“Cholera is a preventable and treatable disease, and based on their experience and expertise, national institutions quickly put together a response strategy with the determined support of the entire local and international humanitarian community,” UN Resident and Humanitarian Coordinator, Ulrika Richardson, said in Tuesday’s statement.
“However, the surge in cases in recent weeks and the rapid spread of cholera in the country is worrying,” Richardson said.
Haiti’s response to the cholera outbreak has been complicated by increased gang violence and instability, which skyrocketed in the aftermath of President Jovenel Moise’s assassination in Port-au-Prince last year.
A weeks-long gang blockade on a petrol terminal in the capital that began in September led to water and electricity shortages, crippling the Haitian healthcare network and prompting experts to warn that the country faced a “time bomb for cholera”.
Caused by drinking water or eating food contaminated with cholera bacteria, the illness can trigger severe diarrhea as well as vomiting, thirst and other symptoms. It also spreads rapidly in areas without adequate sewage treatment or clean drinking water.
While the Haitian authorities regained control of the blockaded Varreux fuel terminal this month – allowing petrol stations to reopen and spurring cheers in the streets of Port-au-Prince – a spokesperson for Haiti’s health ministry warned that it could lead to more cholera cases.
“Now people are going to move around more,” Dr Jeanty Fils told The Associated Press news agency. “It could start spreading.”
Fils said the government is struggling to find life-saving equipment, such as IV supplies, as a discussion continues over whether to request cholera vaccines. “We need more resources,” he said. “Cholera cases continue to climb in Haiti.”
Stephanie Mayronne, medical operations manager for Doctors Without Borders (Medecins Sans Frontieres, or MSF), said that if people with cholera start traveling to areas with poor sanitation and a lack of drinking water, the number of cases will likely rise. “It’s a match that can light a fire,” she told AP.
Haiti had last reported a cholera case more than three years ago, after a 2010 outbreak linked to United Nations peacekeepers caused approximately 10,000 deaths and more than 820,000 infections.
That outbreak was tied to a sewage leak from a UN peacekeeping base, spurring condemnation and sowing public distrust in the international body across Haiti. The UN apologized in 2016 for its role in the epidemic.
In early October, a World Health Organization (WHO) official said the agency was submitting a request for cholera vaccines for Haiti.
The WHO’s Americas branch, the Pan American Health Organization, told AP that it is supporting Haiti’s government in preparing a request for vaccines as well as planning and implementing vaccination campaigns.
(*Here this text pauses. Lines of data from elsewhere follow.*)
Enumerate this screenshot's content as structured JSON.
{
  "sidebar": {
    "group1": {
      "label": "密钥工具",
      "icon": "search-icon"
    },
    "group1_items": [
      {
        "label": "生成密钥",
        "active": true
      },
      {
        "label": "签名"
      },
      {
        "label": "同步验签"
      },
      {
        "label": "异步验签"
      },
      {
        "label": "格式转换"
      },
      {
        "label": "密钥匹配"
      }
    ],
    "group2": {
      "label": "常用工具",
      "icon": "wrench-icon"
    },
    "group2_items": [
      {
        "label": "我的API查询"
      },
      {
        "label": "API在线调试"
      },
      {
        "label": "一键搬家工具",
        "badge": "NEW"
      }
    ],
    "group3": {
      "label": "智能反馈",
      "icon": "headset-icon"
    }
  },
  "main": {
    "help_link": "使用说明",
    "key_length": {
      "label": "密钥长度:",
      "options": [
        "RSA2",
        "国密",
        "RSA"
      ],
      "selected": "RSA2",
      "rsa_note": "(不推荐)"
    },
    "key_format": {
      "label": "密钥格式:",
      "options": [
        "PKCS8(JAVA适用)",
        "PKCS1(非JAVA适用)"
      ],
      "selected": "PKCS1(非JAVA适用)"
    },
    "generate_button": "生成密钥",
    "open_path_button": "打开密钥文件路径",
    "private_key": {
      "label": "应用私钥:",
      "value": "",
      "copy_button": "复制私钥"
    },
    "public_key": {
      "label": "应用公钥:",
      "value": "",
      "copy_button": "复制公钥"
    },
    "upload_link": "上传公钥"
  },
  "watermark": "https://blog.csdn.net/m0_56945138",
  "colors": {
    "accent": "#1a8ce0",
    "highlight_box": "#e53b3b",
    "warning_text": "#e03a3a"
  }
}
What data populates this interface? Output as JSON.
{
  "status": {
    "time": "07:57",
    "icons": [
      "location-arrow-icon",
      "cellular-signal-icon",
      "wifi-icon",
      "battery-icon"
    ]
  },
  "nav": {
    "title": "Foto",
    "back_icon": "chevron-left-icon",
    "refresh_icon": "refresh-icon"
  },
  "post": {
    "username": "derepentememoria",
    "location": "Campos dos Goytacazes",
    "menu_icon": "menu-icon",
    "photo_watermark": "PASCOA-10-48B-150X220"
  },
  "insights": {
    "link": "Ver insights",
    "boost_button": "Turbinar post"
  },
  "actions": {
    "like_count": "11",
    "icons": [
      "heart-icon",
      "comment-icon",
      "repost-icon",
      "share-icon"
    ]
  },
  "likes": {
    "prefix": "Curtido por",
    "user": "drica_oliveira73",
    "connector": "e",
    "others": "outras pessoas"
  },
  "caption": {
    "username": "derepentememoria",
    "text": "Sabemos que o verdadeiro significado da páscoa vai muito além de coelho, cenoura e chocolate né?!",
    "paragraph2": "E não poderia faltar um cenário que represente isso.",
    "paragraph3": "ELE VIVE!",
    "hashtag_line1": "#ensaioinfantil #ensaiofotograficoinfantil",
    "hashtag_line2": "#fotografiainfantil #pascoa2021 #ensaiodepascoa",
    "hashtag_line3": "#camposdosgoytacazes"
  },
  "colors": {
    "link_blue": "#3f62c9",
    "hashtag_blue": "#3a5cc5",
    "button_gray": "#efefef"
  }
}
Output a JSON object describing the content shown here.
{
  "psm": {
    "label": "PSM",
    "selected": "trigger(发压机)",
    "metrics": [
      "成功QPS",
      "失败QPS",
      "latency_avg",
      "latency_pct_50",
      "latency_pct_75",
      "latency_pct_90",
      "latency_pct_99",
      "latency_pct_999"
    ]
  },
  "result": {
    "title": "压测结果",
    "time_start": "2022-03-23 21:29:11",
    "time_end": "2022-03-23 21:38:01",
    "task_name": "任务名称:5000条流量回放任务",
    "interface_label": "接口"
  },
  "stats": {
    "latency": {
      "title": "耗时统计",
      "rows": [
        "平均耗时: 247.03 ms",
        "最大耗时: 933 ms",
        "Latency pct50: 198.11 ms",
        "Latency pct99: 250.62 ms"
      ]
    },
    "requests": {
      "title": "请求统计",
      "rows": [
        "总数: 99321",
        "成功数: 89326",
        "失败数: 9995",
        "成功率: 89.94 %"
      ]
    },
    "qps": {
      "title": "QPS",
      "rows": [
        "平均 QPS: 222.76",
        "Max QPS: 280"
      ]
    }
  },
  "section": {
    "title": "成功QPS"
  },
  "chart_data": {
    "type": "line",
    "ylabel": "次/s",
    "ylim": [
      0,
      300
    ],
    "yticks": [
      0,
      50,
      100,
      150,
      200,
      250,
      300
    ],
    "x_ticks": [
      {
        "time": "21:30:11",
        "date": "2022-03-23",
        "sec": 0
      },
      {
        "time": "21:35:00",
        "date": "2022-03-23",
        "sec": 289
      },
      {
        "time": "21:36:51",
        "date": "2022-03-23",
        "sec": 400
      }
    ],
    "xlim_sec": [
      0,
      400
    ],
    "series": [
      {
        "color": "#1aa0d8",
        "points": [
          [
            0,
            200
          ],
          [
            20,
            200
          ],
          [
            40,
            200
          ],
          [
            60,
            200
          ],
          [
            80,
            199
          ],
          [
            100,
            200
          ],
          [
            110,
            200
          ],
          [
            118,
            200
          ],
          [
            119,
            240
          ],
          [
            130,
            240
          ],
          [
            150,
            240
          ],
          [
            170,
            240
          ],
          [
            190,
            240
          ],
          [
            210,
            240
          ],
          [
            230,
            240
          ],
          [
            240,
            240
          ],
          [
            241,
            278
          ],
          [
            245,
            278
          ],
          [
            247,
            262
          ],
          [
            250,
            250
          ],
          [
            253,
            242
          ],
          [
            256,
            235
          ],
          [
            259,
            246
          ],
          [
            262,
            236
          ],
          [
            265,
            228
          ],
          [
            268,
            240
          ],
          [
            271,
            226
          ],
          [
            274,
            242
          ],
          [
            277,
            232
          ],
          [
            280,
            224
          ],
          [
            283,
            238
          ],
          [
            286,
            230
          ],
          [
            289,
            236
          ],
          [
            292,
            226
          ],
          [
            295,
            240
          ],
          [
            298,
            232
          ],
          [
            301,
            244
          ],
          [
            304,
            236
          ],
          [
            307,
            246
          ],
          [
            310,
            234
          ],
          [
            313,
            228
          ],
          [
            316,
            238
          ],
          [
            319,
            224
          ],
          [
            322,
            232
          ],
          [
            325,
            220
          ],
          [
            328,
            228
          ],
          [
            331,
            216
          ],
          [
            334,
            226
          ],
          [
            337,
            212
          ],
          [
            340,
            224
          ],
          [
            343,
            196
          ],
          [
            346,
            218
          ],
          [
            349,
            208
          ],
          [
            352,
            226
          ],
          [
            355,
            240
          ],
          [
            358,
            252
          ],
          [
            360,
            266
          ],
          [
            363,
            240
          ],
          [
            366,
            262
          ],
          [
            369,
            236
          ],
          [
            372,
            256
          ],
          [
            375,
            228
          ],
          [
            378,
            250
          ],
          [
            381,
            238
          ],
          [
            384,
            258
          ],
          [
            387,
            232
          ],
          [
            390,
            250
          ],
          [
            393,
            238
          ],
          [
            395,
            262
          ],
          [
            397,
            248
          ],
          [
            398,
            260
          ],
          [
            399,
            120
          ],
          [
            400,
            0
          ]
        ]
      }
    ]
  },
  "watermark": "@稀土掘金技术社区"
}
But it is not clear if and when that might happen.
Meanwhile, crippling poverty and a lack of access to sanitation and clean water have left thousands of Haitians vulnerable; the WHO has warned that as many as 500,000 people are at risk of contracting cholera.
Patrick Joseph, 40, was among the thousands recently hospitalized after he became severely dehydrated. “I don’t know where I got cholera from,” he said, although he suspects it was from the water he buys from a seller who claims it was treated.
“I feared that I would die if I did not go to the doctor,” Joseph said.
Lovena Shelove, 30, lost her two-year-old son to cholera despite a kind neighbor who brought drinking water to try and revive the toddler after severe bouts of vomiting and diarrhea.
“I don’t have anything in the house,” she said. “I couldn’t afford anything to provide for the kids.” Her other child, a seven-month-old daughter, is still hospitalized.